Top of GIVEN RECORDS
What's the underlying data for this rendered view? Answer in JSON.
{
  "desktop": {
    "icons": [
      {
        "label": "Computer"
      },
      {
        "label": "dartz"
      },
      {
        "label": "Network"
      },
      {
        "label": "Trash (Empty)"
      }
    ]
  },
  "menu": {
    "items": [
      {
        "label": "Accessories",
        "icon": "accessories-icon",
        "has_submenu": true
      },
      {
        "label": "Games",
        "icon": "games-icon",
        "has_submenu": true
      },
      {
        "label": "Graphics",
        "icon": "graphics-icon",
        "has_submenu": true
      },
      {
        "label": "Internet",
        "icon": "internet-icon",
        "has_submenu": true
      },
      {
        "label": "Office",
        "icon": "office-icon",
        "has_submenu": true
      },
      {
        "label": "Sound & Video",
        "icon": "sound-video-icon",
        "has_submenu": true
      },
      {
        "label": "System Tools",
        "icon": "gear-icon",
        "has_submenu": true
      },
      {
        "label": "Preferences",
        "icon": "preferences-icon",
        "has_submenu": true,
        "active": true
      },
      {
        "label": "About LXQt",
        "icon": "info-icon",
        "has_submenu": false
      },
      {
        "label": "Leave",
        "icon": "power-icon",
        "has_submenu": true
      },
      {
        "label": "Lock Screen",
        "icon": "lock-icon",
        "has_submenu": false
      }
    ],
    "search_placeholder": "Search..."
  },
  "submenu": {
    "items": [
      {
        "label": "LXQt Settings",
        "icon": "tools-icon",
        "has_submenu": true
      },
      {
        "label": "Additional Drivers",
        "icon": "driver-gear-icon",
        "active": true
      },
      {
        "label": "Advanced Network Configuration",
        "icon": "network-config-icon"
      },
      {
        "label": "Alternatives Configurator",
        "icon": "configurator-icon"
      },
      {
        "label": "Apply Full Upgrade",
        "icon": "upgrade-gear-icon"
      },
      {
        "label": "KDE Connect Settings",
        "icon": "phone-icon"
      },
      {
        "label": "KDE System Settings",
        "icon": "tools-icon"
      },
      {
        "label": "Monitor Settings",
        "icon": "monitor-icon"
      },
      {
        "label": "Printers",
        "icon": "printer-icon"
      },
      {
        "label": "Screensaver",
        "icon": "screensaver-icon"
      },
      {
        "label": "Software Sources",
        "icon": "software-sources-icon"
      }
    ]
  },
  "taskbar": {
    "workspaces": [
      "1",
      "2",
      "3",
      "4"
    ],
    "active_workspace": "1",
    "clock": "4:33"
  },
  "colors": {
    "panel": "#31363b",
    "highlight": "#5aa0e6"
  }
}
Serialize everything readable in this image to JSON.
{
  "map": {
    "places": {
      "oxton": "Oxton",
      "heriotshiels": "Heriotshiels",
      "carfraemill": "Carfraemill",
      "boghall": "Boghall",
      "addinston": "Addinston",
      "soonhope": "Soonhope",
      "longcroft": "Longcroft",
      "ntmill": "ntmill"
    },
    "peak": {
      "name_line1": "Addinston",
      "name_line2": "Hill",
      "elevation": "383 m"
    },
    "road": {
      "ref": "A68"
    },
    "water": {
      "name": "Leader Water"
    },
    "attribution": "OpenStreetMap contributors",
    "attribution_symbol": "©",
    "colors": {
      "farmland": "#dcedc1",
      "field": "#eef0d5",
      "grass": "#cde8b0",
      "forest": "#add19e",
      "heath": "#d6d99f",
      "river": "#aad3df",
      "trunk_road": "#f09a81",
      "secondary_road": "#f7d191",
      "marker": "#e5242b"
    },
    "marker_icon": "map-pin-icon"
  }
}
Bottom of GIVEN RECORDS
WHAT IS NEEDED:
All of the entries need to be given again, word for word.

ANSWER FOR THIS EXERCISE:
What's the underlying data for this rendered view? Answer in JSON.
{
  "desktop": {
    "icons": [
      {
        "label": "Computer"
      },
      {
        "label": "dartz"
      },
      {
        "label": "Network"
      },
      {
        "label": "Trash (Empty)"
      }
    ]
  },
  "menu": {
    "items": [
      {
        "label": "Accessories",
        "icon": "accessories-icon",
        "has_submenu": true
      },
      {
        "label": "Games",
        "icon": "games-icon",
        "has_submenu": true
      },
      {
        "label": "Graphics",
        "icon": "graphics-icon",
        "has_submenu": true
      },
      {
        "label": "Internet",
        "icon": "internet-icon",
        "has_submenu": true
      },
      {
        "label": "Office",
        "icon": "office-icon",
        "has_submenu": true
      },
      {
        "label": "Sound & Video",
        "icon": "sound-video-icon",
        "has_submenu": true
      },
      {
        "label": "System Tools",
        "icon": "gear-icon",
        "has_submenu": true
      },
      {
        "label": "Preferences",
        "icon": "preferences-icon",
        "has_submenu": true,
        "active": true
      },
      {
        "label": "About LXQt",
        "icon": "info-icon",
        "has_submenu": false
      },
      {
        "label": "Leave",
        "icon": "power-icon",
        "has_submenu": true
      },
      {
        "label": "Lock Screen",
        "icon": "lock-icon",
        "has_submenu": false
      }
    ],
    "search_placeholder": "Search..."
  },
  "submenu": {
    "items": [
      {
        "label": "LXQt Settings",
        "icon": "tools-icon",
        "has_submenu": true
      },
      {
        "label": "Additional Drivers",
        "icon": "driver-gear-icon",
        "active": true
      },
      {
        "label": "Advanced Network Configuration",
        "icon": "network-config-icon"
      },
      {
        "label": "Alternatives Configurator",
        "icon": "configurator-icon"
      },
      {
        "label": "Apply Full Upgrade",
        "icon": "upgrade-gear-icon"
      },
      {
        "label": "KDE Connect Settings",
        "icon": "phone-icon"
      },
      {
        "label": "KDE System Settings",
        "icon": "tools-icon"
      },
      {
        "label": "Monitor Settings",
        "icon": "monitor-icon"
      },
      {
        "label": "Printers",
        "icon": "printer-icon"
      },
      {
        "label": "Screensaver",
        "icon": "screensaver-icon"
      },
      {
        "label": "Software Sources",
        "icon": "software-sources-icon"
      }
    ]
  },
  "taskbar": {
    "workspaces": [
      "1",
      "2",
      "3",
      "4"
    ],
    "active_workspace": "1",
    "clock": "4:33"
  },
  "colors": {
    "panel": "#31363b",
    "highlight": "#5aa0e6"
  }
}
Serialize everything readable in this image to JSON.
{
  "map": {
    "places": {
      "oxton": "Oxton",
      "heriotshiels": "Heriotshiels",
      "carfraemill": "Carfraemill",
      "boghall": "Boghall",
      "addinston": "Addinston",
      "soonhope": "Soonhope",
      "longcroft": "Longcroft",
      "ntmill": "ntmill"
    },
    "peak": {
      "name_line1": "Addinston",
      "name_line2": "Hill",
      "elevation": "383 m"
    },
    "road": {
      "ref": "A68"
    },
    "water": {
      "name": "Leader Water"
    },
    "attribution": "OpenStreetMap contributors",
    "attribution_symbol": "©",
    "colors": {
      "farmland": "#dcedc1",
      "field": "#eef0d5",
      "grass": "#cde8b0",
      "forest": "#add19e",
      "heath": "#d6d99f",
      "river": "#aad3df",
      "trunk_road": "#f09a81",
      "secondary_road": "#f7d191",
      "marker": "#e5242b"
    },
    "marker_icon": "map-pin-icon"
  }
}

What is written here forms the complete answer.